  • The number of brain-derived neurotrophins is increased, which assures the survival of neurons in areas of the brain that are responsible for learning, memory and higher thinking.

Physical activity linked to higher grades

According to the US Centre for Disease Control and Prevention (CDC), physical activity has an impact on cognitive skills such as concentration and attention, and it also enhances classroom attitudes and behaviours, all of which are important components of improved academic performance.

A study from the University of Illinois showed that children who are physically fit are more likely to perform better in school and achieve higher grades.

Children participating in the study were given electroencephalograms (EEGs) to measure brain waves and how fast the brain responds to certain stimuli.
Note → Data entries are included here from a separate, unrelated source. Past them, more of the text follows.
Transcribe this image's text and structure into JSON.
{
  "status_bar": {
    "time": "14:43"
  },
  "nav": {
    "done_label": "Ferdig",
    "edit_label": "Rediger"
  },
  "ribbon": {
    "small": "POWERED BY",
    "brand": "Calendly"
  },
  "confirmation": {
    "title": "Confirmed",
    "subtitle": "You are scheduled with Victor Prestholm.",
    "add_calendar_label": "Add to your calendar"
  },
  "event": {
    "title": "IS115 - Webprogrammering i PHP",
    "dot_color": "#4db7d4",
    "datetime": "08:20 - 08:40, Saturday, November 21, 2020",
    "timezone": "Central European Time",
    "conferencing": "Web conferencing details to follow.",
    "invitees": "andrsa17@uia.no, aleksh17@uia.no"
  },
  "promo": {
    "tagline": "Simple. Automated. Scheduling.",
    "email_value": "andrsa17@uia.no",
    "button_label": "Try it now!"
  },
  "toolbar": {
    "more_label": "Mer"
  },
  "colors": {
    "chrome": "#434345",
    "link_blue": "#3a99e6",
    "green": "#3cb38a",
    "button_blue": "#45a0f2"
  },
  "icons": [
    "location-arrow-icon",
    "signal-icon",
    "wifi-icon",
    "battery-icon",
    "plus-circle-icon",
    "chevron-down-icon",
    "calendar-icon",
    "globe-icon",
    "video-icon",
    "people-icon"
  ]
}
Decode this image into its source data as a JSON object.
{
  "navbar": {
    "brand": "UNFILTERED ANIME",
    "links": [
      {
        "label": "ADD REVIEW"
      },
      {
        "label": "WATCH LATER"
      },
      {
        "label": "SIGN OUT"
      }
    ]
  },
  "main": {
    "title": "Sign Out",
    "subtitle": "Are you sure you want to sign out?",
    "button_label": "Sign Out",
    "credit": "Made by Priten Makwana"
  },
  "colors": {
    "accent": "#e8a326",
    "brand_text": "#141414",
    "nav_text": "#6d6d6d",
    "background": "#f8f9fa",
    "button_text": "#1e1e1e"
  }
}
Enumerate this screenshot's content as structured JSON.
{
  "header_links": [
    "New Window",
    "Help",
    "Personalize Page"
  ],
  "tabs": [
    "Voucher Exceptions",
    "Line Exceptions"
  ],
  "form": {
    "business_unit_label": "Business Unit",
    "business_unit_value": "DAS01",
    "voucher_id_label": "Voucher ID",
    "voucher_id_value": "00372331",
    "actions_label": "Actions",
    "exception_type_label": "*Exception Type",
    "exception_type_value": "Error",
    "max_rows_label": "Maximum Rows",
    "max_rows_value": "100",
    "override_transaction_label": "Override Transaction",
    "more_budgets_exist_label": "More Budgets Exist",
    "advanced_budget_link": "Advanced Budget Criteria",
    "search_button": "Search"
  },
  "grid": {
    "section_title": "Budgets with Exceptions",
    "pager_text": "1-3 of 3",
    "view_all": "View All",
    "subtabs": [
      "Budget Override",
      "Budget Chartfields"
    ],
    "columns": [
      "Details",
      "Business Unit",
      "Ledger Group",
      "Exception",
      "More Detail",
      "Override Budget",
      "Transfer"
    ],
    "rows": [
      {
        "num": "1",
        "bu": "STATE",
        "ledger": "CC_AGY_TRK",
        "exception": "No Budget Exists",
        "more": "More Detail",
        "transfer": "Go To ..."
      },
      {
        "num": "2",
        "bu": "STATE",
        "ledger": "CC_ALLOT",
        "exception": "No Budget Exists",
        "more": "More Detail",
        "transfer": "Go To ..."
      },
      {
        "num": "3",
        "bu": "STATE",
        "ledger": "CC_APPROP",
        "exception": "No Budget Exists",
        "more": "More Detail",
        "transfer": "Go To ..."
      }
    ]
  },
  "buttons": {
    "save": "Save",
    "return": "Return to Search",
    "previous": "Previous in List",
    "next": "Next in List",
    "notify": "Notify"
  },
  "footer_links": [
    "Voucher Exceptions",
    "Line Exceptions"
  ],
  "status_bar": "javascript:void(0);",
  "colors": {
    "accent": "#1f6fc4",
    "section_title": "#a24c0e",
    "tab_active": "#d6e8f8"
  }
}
Researchers found that the brain synapses of physically fit children fired faster and stronger, and as a result those children had better language skills.

The more physically fit children were not only better at reading, but they were also better at reading passages with several grammatical errors. The researchers looked at the brainwave patterns that deal with language and the ability to spot errors in grammar. The fit children had strong results with both brain wave groups and a better understanding of nonsensical or error-filled sentences.

Another study also found positive associations between physical activity, fitness, cognitive function and academic achievement. The evidence indicated that physical activity has a relationship to parts of the brain that support complex cognitive processes during laboratory tasks. It also showed that physical activity is important for growth, development and general health.

At the Copenhagen Consensus Conference 2016, which gathered 24 researchers from eight countries and from various academic disciplines, physical activity was also found to boost brain power and academic performance, among other benefits.

The consensus statement, which was published in the British Journal of Sports Medicine, lists the reasons why physical activity is beneficial for children and adolescents aged 6-18.

Building their cognitive functioning:

  • Just one session of moderate physical activity instantly boosts kids’ brain function, cognition and academic performance.
  • Mastering fundamental movement skills boosts brain power and academic performance.
  • Time away from lessons in favour of physical activity doesn’t come at the cost of good grades.

Nurturing their engagement, motivation and psychological well-being:

  • Physical activity boosts children’s self-esteem.
  • It nurtures relationships with peers, parents and teachers.
  • A caring environment that supports autonomy enhances kids’ motivation, their behaviour relating to physical activity and their general well-being.
  • Regular and organised physical activity training promotes life skills (interpersonal, self-regulation) and core values like respect and social responsibility.

Supporting a culture of inclusiveness:

Culture- and context-sensitive activities promote social inclusion.